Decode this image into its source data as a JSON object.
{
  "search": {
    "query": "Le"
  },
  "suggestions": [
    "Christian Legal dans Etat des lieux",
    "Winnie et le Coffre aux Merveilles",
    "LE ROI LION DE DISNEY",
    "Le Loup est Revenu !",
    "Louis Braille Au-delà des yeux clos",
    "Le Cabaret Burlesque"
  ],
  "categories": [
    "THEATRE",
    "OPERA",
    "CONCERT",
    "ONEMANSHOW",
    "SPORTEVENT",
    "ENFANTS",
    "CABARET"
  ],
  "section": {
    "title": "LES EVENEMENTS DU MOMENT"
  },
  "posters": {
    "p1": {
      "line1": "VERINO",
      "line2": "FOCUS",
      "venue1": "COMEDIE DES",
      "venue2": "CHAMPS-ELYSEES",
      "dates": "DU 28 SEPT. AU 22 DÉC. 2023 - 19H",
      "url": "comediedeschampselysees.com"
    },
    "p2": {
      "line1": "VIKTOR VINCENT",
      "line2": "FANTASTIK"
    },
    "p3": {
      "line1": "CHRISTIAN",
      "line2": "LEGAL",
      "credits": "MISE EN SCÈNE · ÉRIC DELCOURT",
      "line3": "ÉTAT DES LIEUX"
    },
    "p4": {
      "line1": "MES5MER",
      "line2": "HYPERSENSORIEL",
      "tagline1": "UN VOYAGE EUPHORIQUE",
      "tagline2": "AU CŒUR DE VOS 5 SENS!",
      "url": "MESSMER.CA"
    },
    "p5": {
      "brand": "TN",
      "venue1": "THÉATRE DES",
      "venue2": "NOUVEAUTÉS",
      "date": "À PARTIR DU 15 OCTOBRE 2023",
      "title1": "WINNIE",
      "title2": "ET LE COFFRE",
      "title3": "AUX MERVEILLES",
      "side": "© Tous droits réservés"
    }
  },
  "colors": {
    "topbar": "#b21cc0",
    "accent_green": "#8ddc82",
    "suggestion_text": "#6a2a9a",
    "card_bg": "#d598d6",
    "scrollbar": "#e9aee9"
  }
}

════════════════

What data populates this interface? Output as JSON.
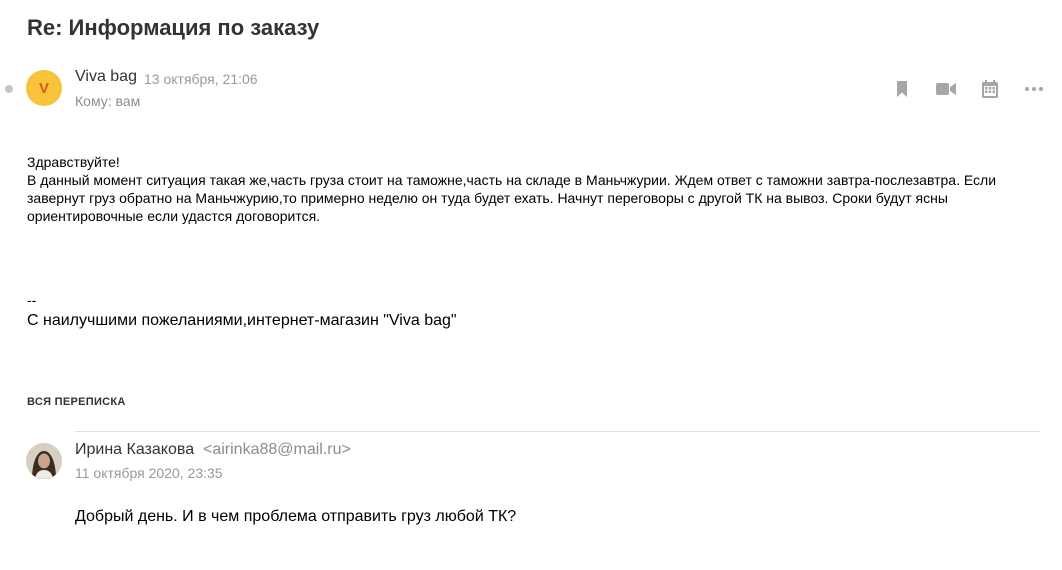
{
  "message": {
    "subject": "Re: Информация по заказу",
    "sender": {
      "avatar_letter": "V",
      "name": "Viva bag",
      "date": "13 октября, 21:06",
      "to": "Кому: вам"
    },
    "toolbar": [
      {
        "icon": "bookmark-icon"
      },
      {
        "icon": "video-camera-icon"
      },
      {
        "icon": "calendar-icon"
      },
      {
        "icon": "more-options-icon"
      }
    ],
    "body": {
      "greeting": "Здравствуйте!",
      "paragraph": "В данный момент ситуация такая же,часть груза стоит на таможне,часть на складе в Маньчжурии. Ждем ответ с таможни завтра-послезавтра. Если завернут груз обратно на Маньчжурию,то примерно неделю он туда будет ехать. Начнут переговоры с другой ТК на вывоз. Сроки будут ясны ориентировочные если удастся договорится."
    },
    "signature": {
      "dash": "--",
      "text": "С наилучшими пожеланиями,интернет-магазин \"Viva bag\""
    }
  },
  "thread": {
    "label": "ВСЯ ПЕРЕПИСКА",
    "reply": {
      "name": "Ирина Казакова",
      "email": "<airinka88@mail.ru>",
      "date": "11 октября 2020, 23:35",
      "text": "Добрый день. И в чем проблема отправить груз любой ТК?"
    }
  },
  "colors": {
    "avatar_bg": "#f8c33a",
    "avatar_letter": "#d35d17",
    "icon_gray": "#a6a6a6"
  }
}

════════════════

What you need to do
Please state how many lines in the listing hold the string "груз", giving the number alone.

Solution to the exercise
2